### Exercise
A word-for-word copy of the whole listing is required.
(Beginning of Data extract)
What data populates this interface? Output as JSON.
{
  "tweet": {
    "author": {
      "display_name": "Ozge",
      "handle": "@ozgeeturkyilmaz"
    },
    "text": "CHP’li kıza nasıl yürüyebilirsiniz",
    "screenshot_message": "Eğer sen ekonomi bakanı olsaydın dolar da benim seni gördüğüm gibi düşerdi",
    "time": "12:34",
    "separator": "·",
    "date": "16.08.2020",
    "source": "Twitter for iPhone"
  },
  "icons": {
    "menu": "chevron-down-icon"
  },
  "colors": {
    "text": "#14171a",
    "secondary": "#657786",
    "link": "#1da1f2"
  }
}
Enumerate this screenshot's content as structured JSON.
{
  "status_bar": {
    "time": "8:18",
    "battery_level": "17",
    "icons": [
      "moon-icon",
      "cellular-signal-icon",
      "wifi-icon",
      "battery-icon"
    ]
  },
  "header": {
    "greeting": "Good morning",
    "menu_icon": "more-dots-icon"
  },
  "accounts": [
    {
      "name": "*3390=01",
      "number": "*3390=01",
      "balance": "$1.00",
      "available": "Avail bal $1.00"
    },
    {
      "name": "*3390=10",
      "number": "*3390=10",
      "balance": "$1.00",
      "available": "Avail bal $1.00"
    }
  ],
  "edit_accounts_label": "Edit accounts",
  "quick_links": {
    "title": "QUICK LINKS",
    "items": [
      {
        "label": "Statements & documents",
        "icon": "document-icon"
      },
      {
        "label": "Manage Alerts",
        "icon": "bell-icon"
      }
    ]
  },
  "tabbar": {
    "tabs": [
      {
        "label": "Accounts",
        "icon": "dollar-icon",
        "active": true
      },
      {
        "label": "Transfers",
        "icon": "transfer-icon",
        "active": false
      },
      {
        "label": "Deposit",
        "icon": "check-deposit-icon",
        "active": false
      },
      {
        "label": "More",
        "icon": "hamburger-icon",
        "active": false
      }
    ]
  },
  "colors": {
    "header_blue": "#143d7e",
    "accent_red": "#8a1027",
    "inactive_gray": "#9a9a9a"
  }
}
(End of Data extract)
### Task solution
What data populates this interface? Output as JSON.
{
  "tweet": {
    "author": {
      "display_name": "Ozge",
      "handle": "@ozgeeturkyilmaz"
    },
    "text": "CHP’li kıza nasıl yürüyebilirsiniz",
    "screenshot_message": "Eğer sen ekonomi bakanı olsaydın dolar da benim seni gördüğüm gibi düşerdi",
    "time": "12:34",
    "separator": "·",
    "date": "16.08.2020",
    "source": "Twitter for iPhone"
  },
  "icons": {
    "menu": "chevron-down-icon"
  },
  "colors": {
    "text": "#14171a",
    "secondary": "#657786",
    "link": "#1da1f2"
  }
}
Enumerate this screenshot's content as structured JSON.
{
  "status_bar": {
    "time": "8:18",
    "battery_level": "17",
    "icons": [
      "moon-icon",
      "cellular-signal-icon",
      "wifi-icon",
      "battery-icon"
    ]
  },
  "header": {
    "greeting": "Good morning",
    "menu_icon": "more-dots-icon"
  },
  "accounts": [
    {
      "name": "*3390=01",
      "number": "*3390=01",
      "balance": "$1.00",
      "available": "Avail bal $1.00"
    },
    {
      "name": "*3390=10",
      "number": "*3390=10",
      "balance": "$1.00",
      "available": "Avail bal $1.00"
    }
  ],
  "edit_accounts_label": "Edit accounts",
  "quick_links": {
    "title": "QUICK LINKS",
    "items": [
      {
        "label": "Statements & documents",
        "icon": "document-icon"
      },
      {
        "label": "Manage Alerts",
        "icon": "bell-icon"
      }
    ]
  },
  "tabbar": {
    "tabs": [
      {
        "label": "Accounts",
        "icon": "dollar-icon",
        "active": true
      },
      {
        "label": "Transfers",
        "icon": "transfer-icon",
        "active": false
      },
      {
        "label": "Deposit",
        "icon": "check-deposit-icon",
        "active": false
      },
      {
        "label": "More",
        "icon": "hamburger-icon",
        "active": false
      }
    ]
  },
  "colors": {
    "header_blue": "#143d7e",
    "accent_red": "#8a1027",
    "inactive_gray": "#9a9a9a"
  }
}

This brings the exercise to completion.